Within these entries, which lines include the string "screenshot"? Copy each one.

Page and application data records
....

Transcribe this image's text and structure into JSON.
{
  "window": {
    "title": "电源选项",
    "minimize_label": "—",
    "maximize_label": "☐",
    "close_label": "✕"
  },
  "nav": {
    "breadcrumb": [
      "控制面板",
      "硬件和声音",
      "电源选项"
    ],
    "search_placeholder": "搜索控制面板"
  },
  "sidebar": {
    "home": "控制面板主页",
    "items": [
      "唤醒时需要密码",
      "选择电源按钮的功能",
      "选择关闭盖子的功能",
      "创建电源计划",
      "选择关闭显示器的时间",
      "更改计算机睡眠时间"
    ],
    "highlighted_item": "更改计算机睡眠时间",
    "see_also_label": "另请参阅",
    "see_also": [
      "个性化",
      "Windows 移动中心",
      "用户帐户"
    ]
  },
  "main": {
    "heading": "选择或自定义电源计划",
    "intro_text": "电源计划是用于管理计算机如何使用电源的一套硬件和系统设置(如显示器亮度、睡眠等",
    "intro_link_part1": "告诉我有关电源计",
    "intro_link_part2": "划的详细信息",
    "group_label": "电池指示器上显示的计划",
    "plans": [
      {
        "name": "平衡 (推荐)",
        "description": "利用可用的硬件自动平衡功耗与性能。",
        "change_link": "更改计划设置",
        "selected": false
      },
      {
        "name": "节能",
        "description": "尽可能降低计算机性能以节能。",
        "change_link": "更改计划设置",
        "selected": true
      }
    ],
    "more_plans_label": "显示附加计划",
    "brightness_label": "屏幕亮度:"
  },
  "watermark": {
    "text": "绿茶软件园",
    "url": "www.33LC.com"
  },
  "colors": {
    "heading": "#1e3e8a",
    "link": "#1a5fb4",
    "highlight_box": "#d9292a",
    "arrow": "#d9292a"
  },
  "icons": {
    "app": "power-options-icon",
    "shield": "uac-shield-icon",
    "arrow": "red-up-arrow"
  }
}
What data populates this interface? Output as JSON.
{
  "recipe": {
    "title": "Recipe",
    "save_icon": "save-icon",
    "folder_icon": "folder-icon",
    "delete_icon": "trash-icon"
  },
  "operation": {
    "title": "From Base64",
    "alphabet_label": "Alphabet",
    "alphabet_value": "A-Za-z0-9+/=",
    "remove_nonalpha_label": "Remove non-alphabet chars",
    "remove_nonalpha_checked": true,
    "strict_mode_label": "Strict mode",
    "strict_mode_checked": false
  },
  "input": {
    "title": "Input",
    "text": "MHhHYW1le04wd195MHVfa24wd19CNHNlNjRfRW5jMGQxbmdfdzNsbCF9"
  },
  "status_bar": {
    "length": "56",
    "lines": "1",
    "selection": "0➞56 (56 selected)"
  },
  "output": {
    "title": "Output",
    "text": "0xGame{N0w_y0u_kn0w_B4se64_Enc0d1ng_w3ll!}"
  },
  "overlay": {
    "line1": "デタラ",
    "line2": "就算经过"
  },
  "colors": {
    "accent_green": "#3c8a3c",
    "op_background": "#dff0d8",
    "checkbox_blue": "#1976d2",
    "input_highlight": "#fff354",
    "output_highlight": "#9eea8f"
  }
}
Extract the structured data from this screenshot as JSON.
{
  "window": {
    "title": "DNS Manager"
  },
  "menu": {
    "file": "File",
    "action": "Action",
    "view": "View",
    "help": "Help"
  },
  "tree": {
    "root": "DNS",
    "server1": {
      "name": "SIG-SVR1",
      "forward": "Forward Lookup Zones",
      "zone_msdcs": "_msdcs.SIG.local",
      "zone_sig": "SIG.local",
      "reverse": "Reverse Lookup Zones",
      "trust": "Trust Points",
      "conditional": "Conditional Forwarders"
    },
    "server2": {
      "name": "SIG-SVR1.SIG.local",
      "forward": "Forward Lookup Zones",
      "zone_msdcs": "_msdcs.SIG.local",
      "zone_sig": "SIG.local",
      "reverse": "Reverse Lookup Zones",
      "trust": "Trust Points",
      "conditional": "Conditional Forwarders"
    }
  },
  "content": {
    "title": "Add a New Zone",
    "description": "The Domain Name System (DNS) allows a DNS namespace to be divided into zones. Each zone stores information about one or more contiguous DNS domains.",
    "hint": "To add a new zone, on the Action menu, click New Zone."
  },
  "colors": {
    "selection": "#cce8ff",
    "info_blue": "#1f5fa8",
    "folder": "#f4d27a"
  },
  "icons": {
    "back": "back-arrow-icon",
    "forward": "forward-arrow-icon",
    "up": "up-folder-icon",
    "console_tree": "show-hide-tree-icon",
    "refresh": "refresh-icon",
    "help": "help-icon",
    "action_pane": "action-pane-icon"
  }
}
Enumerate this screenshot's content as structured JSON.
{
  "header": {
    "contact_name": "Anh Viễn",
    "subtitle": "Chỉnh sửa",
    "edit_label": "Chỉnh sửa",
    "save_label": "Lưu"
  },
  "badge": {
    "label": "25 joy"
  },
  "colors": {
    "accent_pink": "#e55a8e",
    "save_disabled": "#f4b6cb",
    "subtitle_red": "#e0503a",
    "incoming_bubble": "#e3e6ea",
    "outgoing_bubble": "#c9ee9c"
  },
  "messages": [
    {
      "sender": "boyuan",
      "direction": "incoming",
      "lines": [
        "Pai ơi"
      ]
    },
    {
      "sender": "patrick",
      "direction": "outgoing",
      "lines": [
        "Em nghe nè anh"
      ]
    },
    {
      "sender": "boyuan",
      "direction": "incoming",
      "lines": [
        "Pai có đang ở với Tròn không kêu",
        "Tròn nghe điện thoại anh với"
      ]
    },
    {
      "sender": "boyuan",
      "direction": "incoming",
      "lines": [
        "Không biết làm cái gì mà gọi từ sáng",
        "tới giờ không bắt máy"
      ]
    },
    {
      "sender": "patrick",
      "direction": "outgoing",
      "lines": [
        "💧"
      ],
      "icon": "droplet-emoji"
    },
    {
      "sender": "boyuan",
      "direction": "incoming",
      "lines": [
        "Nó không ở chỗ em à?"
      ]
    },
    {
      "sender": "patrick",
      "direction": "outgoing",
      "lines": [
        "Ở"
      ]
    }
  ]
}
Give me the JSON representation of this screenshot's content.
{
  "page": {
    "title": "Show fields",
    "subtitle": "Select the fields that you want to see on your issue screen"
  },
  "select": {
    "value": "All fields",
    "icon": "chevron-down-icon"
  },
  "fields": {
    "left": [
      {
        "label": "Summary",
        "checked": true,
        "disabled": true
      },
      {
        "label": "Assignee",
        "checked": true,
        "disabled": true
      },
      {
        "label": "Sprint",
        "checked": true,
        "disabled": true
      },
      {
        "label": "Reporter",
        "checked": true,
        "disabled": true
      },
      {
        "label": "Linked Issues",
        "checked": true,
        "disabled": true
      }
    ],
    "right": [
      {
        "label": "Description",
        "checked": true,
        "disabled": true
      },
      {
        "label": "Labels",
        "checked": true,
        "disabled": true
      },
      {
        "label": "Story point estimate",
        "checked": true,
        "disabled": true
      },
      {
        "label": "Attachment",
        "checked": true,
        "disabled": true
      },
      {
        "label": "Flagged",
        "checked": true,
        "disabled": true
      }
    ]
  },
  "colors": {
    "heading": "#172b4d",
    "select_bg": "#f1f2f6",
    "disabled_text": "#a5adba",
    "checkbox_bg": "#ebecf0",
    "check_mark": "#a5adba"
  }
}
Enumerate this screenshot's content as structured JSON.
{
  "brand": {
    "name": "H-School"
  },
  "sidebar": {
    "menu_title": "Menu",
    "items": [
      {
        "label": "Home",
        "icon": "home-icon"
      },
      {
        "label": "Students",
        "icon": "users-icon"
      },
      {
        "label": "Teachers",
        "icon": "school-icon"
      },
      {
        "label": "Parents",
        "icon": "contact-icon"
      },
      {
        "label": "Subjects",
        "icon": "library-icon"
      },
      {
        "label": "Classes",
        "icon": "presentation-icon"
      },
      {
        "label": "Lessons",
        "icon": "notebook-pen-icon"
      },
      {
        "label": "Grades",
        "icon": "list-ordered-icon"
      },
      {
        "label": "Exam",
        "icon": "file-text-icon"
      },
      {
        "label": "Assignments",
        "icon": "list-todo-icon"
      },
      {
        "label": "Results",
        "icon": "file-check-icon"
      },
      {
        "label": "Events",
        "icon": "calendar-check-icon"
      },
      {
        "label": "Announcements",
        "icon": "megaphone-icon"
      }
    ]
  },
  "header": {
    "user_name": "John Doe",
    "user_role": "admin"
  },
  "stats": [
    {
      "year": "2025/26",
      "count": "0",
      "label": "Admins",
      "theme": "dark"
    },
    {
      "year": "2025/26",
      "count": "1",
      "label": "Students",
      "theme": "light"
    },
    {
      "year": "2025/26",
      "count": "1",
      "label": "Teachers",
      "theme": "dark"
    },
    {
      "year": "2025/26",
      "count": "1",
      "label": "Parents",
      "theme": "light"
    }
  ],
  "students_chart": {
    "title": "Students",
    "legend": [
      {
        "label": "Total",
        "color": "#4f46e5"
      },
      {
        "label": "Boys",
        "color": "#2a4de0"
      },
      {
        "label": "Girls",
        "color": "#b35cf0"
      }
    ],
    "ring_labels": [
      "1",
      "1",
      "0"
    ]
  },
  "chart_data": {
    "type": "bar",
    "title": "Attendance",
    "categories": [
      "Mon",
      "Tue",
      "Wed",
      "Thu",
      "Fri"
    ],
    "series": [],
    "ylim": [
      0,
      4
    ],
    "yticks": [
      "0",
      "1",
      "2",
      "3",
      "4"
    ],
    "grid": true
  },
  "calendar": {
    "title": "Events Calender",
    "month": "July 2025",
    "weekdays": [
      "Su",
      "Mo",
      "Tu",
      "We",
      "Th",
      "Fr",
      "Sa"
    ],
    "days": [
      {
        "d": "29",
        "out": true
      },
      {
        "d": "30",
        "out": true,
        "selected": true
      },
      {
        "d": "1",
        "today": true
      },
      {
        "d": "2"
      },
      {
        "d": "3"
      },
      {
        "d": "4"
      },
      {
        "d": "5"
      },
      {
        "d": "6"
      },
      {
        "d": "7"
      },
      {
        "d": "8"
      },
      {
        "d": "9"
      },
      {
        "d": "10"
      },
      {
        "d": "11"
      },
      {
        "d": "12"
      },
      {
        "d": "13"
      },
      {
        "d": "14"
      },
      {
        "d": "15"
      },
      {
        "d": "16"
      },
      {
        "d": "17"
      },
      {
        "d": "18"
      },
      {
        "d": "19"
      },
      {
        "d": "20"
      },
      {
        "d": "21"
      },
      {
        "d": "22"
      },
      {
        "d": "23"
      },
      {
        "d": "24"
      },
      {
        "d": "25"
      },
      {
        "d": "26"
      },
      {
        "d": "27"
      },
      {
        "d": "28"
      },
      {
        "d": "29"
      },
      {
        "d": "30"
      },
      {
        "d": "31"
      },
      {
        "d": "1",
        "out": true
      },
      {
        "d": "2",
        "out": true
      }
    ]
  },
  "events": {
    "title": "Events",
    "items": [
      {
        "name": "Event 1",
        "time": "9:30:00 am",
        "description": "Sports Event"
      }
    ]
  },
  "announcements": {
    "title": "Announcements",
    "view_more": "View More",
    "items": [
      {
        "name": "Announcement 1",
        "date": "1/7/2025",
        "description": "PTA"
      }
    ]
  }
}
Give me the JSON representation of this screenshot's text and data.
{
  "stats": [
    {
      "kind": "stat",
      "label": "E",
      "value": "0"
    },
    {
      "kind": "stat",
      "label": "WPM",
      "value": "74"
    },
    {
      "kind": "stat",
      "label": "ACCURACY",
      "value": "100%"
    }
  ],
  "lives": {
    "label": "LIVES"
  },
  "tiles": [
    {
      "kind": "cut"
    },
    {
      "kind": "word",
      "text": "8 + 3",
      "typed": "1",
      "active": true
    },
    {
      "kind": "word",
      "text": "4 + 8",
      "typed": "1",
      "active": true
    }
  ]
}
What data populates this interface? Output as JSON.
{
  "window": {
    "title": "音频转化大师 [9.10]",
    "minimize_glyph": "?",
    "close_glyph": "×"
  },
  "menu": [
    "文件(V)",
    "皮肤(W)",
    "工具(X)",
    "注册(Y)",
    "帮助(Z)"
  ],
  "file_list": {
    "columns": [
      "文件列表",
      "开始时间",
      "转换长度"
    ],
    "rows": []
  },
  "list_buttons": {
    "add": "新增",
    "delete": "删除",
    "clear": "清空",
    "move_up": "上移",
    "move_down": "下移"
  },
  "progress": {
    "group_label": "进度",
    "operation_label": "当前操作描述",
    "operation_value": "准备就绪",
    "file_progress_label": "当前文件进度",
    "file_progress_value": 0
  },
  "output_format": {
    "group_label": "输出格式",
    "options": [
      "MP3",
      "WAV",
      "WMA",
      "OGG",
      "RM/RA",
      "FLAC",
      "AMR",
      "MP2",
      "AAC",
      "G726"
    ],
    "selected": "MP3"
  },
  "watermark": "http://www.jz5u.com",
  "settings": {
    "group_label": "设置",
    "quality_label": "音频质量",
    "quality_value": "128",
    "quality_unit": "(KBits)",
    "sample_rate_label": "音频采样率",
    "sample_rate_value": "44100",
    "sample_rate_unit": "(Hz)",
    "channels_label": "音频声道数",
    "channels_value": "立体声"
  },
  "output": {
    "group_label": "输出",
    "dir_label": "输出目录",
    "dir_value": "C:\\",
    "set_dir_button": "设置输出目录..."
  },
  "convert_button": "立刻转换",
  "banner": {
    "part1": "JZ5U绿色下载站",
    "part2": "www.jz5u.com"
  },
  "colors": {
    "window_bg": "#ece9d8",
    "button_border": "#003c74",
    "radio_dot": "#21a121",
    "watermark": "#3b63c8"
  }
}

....

- [Reply to the exercise]
Extract the structured data from this screenshot as JSON.
Enumerate this screenshot's content as structured JSON.
Give me the JSON representation of this screenshot's content.
Enumerate this screenshot's content as structured JSON.
Give me the JSON representation of this screenshot's text and data.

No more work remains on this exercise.